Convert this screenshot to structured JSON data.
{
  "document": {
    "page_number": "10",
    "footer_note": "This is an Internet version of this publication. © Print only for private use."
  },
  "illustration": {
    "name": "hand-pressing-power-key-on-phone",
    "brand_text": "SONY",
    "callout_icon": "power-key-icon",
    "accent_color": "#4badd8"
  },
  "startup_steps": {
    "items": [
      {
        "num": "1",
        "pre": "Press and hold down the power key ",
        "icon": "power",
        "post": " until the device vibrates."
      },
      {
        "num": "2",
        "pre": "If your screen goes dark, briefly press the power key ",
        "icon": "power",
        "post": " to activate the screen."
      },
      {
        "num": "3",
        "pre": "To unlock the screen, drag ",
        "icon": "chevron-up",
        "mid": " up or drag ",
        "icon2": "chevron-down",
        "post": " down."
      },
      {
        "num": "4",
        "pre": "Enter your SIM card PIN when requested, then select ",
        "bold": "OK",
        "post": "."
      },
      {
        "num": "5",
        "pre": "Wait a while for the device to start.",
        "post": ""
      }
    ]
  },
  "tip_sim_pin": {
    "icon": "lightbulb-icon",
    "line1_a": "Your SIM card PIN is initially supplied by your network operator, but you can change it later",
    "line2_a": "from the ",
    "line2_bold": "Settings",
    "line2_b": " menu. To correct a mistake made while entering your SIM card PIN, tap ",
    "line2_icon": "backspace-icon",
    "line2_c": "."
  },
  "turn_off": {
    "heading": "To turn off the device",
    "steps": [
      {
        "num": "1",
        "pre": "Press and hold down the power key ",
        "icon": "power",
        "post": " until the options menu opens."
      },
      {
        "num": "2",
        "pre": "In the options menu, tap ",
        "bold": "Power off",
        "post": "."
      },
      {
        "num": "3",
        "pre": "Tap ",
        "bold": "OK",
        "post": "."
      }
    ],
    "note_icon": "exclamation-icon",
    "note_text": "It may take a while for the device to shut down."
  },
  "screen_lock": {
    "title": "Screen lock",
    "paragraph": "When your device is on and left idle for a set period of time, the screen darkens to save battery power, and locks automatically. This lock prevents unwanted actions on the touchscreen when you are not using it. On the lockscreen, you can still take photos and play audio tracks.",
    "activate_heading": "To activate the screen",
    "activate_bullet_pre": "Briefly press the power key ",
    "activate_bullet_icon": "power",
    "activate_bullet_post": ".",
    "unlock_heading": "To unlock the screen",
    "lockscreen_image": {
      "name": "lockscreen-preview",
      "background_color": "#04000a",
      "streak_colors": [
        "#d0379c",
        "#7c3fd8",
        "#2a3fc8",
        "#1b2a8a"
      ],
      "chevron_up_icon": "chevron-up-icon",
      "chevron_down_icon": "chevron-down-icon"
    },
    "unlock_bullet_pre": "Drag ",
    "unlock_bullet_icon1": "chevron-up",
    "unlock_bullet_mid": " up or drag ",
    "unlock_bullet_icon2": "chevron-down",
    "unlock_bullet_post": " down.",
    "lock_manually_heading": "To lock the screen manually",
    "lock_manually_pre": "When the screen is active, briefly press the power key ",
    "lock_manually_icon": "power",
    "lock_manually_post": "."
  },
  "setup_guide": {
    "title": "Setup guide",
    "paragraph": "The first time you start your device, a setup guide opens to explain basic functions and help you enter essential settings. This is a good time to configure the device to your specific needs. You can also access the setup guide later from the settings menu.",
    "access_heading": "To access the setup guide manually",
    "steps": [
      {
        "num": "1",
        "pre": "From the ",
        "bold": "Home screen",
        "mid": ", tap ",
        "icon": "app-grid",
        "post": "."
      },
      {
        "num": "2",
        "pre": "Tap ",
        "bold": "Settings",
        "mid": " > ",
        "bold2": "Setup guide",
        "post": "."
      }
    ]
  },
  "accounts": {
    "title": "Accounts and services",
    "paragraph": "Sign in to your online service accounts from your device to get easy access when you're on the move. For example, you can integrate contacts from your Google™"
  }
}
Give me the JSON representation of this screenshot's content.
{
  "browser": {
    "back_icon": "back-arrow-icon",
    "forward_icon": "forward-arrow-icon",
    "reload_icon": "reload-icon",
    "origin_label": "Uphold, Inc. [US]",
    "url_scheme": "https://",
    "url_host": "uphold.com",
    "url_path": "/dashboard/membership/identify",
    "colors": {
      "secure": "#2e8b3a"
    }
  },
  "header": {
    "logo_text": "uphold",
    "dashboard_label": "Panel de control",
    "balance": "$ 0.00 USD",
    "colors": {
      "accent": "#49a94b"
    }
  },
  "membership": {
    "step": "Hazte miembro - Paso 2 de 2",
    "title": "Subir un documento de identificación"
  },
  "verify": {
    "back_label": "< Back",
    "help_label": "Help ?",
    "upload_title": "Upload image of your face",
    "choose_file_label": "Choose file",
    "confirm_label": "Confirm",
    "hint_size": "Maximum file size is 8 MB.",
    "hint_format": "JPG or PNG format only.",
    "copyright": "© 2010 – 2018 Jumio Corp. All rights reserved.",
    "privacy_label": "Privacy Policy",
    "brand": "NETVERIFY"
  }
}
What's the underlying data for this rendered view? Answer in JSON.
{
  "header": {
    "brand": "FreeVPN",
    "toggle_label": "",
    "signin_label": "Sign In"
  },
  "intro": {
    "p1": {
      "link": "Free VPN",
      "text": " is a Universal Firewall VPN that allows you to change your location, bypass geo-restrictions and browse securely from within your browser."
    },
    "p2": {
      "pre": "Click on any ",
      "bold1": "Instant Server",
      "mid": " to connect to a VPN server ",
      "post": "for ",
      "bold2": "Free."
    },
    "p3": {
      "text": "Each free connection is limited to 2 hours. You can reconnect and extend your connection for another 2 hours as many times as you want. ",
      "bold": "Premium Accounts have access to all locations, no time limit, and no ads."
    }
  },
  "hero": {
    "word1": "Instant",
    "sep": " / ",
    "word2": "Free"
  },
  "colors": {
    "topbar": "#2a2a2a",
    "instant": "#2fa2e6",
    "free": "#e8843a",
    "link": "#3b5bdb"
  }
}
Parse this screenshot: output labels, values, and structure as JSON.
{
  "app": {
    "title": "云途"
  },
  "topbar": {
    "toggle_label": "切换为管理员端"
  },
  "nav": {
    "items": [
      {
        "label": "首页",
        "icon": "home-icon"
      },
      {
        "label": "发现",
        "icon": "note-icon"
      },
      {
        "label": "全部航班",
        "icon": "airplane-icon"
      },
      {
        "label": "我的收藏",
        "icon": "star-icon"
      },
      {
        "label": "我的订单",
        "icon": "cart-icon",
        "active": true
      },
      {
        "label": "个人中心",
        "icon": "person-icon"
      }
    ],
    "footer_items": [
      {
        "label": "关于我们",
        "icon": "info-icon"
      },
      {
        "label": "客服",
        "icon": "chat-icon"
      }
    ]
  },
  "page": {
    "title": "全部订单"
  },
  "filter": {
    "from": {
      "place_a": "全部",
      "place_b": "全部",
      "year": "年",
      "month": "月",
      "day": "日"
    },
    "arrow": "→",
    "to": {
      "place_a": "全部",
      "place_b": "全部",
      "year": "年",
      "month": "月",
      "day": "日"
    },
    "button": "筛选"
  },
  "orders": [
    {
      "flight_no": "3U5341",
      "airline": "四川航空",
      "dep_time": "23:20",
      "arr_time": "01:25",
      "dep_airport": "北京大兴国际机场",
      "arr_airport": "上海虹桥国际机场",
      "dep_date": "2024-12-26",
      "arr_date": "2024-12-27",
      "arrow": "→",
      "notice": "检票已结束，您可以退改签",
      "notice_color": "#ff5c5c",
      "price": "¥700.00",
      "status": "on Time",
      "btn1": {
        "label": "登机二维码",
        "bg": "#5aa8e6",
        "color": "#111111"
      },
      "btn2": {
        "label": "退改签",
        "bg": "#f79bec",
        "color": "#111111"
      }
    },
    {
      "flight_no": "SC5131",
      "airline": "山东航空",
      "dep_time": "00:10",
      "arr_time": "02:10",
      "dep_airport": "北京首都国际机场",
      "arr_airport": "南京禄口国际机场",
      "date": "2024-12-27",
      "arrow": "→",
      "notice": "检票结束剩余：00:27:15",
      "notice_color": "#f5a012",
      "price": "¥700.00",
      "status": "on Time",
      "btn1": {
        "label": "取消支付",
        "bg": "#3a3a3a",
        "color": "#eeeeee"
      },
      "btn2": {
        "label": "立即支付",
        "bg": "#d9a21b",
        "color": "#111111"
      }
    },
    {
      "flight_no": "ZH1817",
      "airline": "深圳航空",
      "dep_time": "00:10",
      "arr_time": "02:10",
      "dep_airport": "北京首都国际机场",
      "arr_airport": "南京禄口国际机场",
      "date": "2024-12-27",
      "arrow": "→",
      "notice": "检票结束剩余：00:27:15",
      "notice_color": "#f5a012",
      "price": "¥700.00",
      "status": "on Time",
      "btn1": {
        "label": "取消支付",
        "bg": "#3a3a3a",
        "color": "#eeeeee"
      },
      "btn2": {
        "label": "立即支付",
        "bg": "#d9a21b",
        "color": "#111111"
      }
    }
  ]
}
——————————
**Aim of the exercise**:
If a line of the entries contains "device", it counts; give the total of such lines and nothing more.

**The answer**:
7